The Pallikkaranai wetland was originally covered 6000 hectares. Now it is reduced to a mere 700 hectares due to encroachments and dumping of solid waste.
At last, there is some effort to conserve what is left. As a part of this effort, an eco-park has come up and is thrown open to the public.
A large stage-like entrance greets visitors to this 2.5-hectare park. Different species of trees have been planted and some of them are labeled in English and Tamizh. There are boards and installations of flora and fauna with some useful information that could be of interest to students and nature enthusiasts. There is a fully tiled pathway running parallel to the Velachery-Tambaram road. The other pathway is more interesting. It runs straight from the entrance and is made up of two mud tracks separated by a lawn and goes around a pond. Despite warning signs, people have already started walking on the grass. I am sure selfie-seekers will have a field day. So also serious birders. The water bodies look a bit anemic now but I am sure after the rains, it will be a refreshing sight. There were a few birds- herons, egrets, and cormorants. Again I hope there may be more migratory birds in the season.
There is a feeling that the park is designed more for people than for the flora and fauna. One critic even labeled this Rs.20-crore development as “Greenwashing”. I am of the opinion that any incremental improvement should be celebrated in these desperate times.
The park is open from dawn to dusk. At present, entrance is free but a sign warns “Soonly Tickets will be Collected”!!
Higginbothams is perhaps the oldest bookstore in India. It was started by an English stowaway, Abel Higginbothams in 1844. It was taken over by the Amalgamations Group (Simpson’s) in 1945.
During our growing up years, Higginbothams was the go-to shop for any books. Most railway stations in South India also had a Higginbothams stall (some still exist) where we picked up newspapers, magazines and Perry Mason paperbacks (for about 4 or 5 rupees) during travel.
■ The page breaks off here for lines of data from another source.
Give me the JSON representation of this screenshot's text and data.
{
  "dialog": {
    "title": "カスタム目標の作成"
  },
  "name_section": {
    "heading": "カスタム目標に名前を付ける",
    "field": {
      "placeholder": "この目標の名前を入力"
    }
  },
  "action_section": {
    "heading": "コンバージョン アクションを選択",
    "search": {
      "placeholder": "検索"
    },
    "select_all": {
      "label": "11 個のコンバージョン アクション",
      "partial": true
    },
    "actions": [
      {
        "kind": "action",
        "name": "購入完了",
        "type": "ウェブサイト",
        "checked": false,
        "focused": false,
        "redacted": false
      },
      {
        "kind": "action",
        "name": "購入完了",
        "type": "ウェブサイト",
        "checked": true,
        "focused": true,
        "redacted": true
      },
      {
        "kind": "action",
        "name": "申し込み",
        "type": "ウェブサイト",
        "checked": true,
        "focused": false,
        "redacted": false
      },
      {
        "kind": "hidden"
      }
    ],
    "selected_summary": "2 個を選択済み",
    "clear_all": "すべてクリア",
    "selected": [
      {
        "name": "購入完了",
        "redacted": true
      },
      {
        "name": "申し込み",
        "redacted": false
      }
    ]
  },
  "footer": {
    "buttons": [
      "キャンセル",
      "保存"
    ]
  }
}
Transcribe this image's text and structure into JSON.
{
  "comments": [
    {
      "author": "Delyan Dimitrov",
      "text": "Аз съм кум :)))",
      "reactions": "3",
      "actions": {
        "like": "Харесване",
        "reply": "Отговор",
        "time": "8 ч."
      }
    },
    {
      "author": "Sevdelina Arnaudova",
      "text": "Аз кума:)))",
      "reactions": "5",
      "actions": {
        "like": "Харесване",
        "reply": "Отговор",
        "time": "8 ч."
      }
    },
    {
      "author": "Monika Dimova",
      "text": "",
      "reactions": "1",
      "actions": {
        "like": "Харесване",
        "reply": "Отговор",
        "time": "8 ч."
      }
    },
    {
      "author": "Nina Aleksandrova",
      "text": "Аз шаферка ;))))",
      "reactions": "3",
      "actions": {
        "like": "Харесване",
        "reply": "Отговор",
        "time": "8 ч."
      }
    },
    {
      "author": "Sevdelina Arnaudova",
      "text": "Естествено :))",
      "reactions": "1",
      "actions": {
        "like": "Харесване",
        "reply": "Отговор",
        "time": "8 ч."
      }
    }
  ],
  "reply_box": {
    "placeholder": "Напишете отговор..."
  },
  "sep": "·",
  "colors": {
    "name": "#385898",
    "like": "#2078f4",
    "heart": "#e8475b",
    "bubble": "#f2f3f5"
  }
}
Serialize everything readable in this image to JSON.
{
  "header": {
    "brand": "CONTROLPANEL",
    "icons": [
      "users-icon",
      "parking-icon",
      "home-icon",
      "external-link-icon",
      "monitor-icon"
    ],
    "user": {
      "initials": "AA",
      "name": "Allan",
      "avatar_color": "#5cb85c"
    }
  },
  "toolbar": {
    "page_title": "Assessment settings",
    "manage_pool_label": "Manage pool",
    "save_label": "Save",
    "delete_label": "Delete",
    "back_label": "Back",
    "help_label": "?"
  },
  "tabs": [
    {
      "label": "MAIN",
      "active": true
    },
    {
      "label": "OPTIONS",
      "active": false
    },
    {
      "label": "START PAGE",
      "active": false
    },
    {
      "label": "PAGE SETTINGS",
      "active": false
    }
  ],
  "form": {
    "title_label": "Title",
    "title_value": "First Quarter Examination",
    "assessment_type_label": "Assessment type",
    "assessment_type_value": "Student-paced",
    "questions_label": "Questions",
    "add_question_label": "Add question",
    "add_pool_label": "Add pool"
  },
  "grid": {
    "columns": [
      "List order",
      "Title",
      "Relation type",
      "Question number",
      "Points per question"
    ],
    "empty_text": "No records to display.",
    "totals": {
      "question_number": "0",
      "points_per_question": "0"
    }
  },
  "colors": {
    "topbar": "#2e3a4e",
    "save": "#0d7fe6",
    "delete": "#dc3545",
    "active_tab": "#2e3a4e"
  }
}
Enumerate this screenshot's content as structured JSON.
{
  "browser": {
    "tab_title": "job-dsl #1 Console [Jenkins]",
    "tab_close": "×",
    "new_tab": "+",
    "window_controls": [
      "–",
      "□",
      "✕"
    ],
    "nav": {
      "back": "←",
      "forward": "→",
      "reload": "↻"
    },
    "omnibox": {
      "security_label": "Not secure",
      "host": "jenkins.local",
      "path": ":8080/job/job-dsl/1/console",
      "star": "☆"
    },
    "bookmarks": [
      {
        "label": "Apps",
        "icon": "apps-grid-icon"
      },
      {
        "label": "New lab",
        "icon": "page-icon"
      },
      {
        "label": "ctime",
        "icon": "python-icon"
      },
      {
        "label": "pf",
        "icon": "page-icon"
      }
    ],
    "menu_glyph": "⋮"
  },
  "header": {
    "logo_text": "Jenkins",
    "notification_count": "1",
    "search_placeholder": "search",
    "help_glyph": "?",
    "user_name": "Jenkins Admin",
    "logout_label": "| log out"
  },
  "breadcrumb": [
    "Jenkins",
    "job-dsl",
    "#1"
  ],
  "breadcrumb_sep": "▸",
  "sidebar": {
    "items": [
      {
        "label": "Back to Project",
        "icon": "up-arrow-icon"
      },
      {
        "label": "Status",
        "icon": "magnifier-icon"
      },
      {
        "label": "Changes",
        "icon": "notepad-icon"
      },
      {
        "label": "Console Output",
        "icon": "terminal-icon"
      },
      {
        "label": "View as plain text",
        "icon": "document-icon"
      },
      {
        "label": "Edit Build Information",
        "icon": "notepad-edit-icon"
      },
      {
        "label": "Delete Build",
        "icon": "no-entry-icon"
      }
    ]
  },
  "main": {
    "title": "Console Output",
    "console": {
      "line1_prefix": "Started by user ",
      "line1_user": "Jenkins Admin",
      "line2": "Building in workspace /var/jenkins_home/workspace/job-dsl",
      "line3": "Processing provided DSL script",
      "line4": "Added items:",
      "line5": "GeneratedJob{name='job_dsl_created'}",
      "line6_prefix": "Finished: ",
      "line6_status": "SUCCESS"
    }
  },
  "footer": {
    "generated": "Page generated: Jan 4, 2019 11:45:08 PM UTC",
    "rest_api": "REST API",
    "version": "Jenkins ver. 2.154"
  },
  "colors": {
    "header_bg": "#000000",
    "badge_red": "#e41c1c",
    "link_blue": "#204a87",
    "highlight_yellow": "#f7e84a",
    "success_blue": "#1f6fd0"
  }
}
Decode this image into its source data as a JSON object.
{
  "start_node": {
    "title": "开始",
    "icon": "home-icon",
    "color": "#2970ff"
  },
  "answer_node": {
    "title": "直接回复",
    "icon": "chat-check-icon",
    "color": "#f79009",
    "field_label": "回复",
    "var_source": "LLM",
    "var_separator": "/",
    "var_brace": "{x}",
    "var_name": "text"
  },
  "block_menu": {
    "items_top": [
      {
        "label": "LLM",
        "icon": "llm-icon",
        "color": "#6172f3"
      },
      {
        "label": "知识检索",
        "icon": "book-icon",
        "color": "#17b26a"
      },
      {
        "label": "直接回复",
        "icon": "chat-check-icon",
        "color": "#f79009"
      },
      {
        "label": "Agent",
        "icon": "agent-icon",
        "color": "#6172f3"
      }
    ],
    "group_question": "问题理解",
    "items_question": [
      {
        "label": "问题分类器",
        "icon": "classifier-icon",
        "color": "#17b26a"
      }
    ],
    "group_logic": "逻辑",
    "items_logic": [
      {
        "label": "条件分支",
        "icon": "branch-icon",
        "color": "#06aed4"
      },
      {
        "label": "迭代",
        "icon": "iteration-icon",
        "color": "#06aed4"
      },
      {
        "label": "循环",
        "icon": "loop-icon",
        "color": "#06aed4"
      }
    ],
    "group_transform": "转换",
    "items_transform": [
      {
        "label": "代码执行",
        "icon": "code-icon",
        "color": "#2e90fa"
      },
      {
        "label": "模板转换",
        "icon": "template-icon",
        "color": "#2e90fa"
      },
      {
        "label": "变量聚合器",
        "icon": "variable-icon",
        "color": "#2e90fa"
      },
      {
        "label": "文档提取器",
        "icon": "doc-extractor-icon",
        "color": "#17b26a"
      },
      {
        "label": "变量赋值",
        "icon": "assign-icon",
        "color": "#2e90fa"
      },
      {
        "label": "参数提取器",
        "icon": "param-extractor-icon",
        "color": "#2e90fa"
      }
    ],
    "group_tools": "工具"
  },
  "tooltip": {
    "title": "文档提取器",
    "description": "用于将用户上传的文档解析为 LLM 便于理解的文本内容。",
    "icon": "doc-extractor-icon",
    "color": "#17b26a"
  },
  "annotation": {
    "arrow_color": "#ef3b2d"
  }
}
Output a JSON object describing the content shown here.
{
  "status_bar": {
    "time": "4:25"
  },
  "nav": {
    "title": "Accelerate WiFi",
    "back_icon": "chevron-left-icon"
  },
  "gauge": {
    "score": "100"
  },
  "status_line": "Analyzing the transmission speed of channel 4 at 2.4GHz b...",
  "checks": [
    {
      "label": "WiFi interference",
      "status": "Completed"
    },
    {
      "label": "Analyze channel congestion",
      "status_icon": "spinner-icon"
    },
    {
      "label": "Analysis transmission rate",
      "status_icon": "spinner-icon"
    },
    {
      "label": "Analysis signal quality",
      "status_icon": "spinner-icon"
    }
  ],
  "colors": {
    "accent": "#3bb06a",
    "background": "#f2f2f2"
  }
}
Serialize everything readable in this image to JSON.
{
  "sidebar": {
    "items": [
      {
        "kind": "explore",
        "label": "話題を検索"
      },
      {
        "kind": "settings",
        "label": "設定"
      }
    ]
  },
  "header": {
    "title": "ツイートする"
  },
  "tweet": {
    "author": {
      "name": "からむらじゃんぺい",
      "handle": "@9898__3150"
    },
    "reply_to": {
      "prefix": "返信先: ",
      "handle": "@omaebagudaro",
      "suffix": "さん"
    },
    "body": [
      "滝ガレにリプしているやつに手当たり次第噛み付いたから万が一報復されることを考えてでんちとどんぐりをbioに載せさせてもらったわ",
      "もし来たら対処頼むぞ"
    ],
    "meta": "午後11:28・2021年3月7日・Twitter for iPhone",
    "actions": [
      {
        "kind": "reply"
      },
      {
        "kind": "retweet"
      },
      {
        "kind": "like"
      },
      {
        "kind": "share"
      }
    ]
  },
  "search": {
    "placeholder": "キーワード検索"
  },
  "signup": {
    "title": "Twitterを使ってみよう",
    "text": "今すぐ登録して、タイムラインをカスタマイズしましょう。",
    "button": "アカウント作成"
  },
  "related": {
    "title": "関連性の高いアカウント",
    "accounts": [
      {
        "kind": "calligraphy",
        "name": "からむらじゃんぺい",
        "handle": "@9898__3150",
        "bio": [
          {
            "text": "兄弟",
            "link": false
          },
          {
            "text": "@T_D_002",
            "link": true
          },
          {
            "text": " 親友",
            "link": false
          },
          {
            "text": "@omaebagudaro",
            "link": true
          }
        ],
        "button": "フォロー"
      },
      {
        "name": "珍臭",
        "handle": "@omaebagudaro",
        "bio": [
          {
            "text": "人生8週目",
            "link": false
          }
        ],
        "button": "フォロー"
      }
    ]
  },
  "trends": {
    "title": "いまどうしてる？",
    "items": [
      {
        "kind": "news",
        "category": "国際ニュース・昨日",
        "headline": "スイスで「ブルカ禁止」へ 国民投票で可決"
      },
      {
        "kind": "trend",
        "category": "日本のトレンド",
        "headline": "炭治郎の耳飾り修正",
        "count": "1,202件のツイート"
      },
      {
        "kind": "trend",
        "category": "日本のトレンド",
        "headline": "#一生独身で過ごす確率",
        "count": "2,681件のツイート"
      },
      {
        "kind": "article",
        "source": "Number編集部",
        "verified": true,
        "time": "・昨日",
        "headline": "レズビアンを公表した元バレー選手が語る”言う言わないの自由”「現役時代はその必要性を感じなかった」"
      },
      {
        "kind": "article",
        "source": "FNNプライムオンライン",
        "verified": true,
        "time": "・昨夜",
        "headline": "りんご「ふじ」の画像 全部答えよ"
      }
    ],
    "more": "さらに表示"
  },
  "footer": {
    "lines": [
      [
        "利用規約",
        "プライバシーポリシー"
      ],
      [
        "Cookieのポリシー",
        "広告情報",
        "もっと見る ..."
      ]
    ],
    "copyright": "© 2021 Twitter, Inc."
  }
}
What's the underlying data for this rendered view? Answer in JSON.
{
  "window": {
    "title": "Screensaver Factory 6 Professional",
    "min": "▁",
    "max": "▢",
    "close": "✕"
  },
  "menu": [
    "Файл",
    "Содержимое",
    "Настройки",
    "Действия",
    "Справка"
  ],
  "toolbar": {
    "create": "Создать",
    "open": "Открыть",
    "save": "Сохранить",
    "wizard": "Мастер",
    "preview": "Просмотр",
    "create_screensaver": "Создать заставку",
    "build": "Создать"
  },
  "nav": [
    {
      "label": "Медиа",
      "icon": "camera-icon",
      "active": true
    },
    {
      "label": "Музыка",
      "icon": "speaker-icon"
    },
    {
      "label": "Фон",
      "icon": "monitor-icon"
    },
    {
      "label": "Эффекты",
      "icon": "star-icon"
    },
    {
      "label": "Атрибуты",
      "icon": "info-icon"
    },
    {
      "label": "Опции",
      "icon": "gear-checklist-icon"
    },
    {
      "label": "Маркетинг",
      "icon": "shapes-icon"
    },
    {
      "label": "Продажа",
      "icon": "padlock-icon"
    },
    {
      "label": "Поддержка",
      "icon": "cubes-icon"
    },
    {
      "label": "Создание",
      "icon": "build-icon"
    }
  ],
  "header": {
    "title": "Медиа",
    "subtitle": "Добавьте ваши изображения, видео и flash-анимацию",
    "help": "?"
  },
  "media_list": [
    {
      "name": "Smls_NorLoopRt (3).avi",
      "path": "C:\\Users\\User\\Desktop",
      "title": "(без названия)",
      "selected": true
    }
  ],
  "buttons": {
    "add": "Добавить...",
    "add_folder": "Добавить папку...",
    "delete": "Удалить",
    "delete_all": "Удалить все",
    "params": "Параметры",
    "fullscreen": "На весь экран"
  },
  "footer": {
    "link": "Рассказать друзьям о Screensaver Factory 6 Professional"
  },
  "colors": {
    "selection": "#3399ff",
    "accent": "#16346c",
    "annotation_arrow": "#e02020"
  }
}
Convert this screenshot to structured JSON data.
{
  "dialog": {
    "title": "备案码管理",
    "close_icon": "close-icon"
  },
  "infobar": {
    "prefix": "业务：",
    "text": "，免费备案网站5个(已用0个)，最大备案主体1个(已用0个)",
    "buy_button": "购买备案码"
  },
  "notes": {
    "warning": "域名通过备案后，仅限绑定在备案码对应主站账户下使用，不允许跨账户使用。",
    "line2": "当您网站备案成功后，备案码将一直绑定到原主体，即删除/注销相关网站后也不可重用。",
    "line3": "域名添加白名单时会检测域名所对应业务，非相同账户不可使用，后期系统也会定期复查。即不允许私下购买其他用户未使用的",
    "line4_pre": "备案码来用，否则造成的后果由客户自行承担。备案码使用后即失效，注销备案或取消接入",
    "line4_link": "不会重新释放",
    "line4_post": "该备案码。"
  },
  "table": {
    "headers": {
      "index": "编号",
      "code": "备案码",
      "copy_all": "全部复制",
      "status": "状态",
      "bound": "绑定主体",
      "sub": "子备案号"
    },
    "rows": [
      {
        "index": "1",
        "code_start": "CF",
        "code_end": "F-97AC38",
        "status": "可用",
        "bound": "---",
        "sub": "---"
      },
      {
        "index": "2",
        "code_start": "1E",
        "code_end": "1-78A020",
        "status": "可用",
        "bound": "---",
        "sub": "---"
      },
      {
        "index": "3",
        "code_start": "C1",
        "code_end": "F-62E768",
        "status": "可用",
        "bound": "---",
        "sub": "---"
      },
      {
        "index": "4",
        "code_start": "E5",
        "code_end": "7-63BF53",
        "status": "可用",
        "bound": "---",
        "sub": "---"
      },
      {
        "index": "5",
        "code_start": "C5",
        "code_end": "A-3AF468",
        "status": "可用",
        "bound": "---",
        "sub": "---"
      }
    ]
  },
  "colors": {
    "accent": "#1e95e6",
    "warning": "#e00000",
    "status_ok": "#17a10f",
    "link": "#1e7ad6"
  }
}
Despite the onslaught of competition from new generation bookstores, online stores, and ebooks, Higginbothams has survived. What is more, the management has restored the iconic heritage building on Mount Road. Our esteem for the management of Amalgamations Group goes up when we see the historic Bharat Insurance Building (Kardyl building) just opposite to Higginbothams which was to be razed to the ground by the Government-owned LIC to put up a ‘modern’ monstrosity.
The neglected mandapam lies very close to the busy ECR at Poonjeri, just a few kilometres from Mahabalipuram. From the sculptures on its pillars and other evidence, it is clear that it must be at least four centuries old. It must have been part of a temple complex or a choultry for travellers. The carvings on the pillars include divine figures, erotica, flowers, and surprisingly, the likeness of a European.
Already vandals are at work. Conservationist should step in before any further damage is done. This is a fit case for ASI to take over for conservation.
The Madras Crocodile Park is a unique conservation centre where you can view over 2500 different reptiles in an area of about 9 acres.
Once can see various types of Crocodiles, alligators, turtles and snakes. A star attraction in the venom extraction at the Herpetology centre. The park is open from 8-30 am to 5-30 pm. Mondays are holidays.
The park started almost four decades ago through the tireless efforts of Mr Romulus Whitaker and has attained international attention and acclaim.
This picture of the 85-year-old Sarafaly building on Broadway (Popham’s Broadway, or Prakasham Salai) was taken by me 4 years ago. Even at that time, it was rundown, sealed and silently awaiting the onslaught of the bulldozer. Wonder what is it’s condition now!